Dayna Frank, president of the National Independent Venue Association, said in a statement Sunday the funds will provide a “crucial lifeline” for struggling venues. “We urge swift passage of this legislation, which will assist those in the greatest need and ensure the music lives on for generations to come,” Frank said.
Wawa Opens Its First Drive-Thru
Wawa, the operator of the East Coast convenience store and gas station chain, opened its first drive-thru.
With much fanfare, the Pennsylvania chain opened the feature in Westhampton Township, New Jersey, on the other side of the state line from Philadelphia.
Wawa has locations in Pennsylvania, New Jersey, Delaware, Maryland, Virginia, Florida and Washington, D.C. It opened its 900th store over the summer in Springfield, New Jersey.

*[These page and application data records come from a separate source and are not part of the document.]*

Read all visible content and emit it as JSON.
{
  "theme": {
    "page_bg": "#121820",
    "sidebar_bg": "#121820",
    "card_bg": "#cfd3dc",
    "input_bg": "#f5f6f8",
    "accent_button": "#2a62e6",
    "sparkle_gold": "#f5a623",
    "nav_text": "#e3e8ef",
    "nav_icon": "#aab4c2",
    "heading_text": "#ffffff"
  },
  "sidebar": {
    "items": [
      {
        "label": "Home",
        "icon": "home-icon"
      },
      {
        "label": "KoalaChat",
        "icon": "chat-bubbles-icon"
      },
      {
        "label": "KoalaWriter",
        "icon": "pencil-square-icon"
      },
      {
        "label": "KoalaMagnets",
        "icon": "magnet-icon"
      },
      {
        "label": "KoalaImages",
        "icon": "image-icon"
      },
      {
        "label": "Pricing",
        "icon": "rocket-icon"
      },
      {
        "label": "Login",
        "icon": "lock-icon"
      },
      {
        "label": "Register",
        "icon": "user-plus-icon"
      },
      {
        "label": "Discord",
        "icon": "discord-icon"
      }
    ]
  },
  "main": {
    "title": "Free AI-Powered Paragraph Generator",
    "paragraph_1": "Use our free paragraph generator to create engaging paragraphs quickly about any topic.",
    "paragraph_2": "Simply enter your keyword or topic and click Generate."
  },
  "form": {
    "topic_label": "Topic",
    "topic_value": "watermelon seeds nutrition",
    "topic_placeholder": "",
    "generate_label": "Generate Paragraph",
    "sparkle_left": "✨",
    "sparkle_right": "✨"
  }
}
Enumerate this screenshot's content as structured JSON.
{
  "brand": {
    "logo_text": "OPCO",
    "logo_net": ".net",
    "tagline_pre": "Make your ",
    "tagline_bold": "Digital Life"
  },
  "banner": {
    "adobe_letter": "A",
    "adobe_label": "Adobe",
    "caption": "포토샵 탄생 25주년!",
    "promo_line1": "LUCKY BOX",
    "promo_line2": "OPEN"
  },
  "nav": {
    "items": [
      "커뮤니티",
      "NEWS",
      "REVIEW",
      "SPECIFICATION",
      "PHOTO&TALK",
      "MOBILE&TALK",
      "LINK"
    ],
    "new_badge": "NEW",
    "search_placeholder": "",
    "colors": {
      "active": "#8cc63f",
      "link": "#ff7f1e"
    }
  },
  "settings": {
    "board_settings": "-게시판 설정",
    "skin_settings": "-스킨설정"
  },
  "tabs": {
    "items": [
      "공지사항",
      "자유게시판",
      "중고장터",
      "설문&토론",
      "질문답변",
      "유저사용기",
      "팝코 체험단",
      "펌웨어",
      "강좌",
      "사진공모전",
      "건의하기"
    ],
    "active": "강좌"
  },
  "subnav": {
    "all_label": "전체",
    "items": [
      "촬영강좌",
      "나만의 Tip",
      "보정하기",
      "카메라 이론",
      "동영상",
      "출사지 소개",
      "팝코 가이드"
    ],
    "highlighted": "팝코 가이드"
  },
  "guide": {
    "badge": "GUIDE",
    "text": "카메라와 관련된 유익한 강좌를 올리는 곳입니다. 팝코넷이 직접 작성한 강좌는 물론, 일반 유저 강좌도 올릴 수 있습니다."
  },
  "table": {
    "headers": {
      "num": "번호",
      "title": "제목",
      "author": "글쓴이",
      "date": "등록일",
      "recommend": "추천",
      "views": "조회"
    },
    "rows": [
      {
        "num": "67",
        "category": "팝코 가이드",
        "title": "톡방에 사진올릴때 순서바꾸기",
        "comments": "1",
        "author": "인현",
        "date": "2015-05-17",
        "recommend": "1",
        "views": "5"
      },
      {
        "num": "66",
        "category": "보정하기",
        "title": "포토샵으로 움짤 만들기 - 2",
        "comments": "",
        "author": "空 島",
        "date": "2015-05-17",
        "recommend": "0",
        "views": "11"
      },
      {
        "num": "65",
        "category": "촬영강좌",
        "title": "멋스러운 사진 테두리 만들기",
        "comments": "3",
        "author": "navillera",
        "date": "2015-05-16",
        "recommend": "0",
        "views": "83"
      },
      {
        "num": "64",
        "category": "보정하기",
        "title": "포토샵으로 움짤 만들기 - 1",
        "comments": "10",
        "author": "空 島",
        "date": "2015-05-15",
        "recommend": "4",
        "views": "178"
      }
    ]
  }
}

The chain had been leaning toward building drive-thrus prior to the pandemic. Brian Schaller, the company’s chief real estate officer, told NJ.com that the coronavirus accelerated those plans.
A second drive-thru is under construction in Falls Township, Pennsylvania, a Philadelphia suburb across the Delaware River from Trenton, New Jersey. That is planned to be the company’s first standalone drive-thru.
Across the country convenience stores often times were deemed essential during the early shutdowns and allowed to stay open. Wawa added curbside pickup at locations for customers who didn’t want to go into the stores.
Meanwhile, many fast food chains mostly survived the shutdowns by ramping up their drive-thru service. Chains now have been reconfiguring their footprints at locations to focus more on drive-thru.
Dick’s Adds Same-Day Delivery
Dick’s Sporting Goods chose online grocery delivery company Instacart to handle same-day service from 150 of its stores.
The stores are located in Connecticut, Delaware, Georgia, Maryland, New Jersey, New York, Ohio, Pennsylvania, Virginia and Washington D.C. Pittsburgh-based Dick’s has 732 locations across the country.
"People across the country have embraced outdoor activities this year as a way to stay active and safe, and we've seen a meaningful increase in demand for sporting goods across our marketplace,” Chris Rogers, vice president of retail at Instacart, said in a statement.
For the quarter that ended Oct. 31, Dick’s reported online sales increased 95%, while sales at brick-and-mortar stores more than doubled. The company said it was its best performance since going public nearly 20 years ago. Net sales hit $2.41 billion, a 22.9% increase over the same quarter last year.
The retailer, like others in that business, have benefited in the pandemic from sales of products such as fishing gear, golf equipment, bikes and home fitness equipment.
Property Investment Concern
Company executives around the world have discussed in earnings calls during the pandemic that to save on real estate expenses, office space may need to be cut, bank branch closings accelerated, rents renegotiated on warehouses and some data centers closed, according to a Bloomberg report on Friday.
Bloomberg used artificial intelligence technology to cull information from 4,767 global earnings calls between July 21 and Dec. 8. In those calls, Bloomberg found that one in eight machine-generated transcripts showed firms rethinking their real estate needs.
On an Oct. 15 call, for example, Charlotte-based Truist Financial, which was created from a merger between SunTrust Bank and BB&T a year ago, revealed that it plans to close 104 branches in December and January. Daryl Bible, Truist’s chief financial officer, said the bank also is “looking at ways to bring forward more branch closures in 2021.”
Truist isn’t the only one looking at closing branches. Tupelo, Mississippi-based Renasant Corp. and Coral Gable, Florida-based Amerant Bancorp are considering branch closures.
Fewer people were visiting branches before the pandemic and that accelerated in the outbreak.
The struggling global airline industry has sought rent reductions on facilities.
Bloomberg noted Brookdale Senior Living’s efforts to cut its rent expense. Brookdale, based in the Nashville, Tennessee, suburb of Brentwood, secured more than $500 million in rent reductions, Bloomberg reported Lucinda Baier, Brookdale’s CFO, saying on an earnings call in August.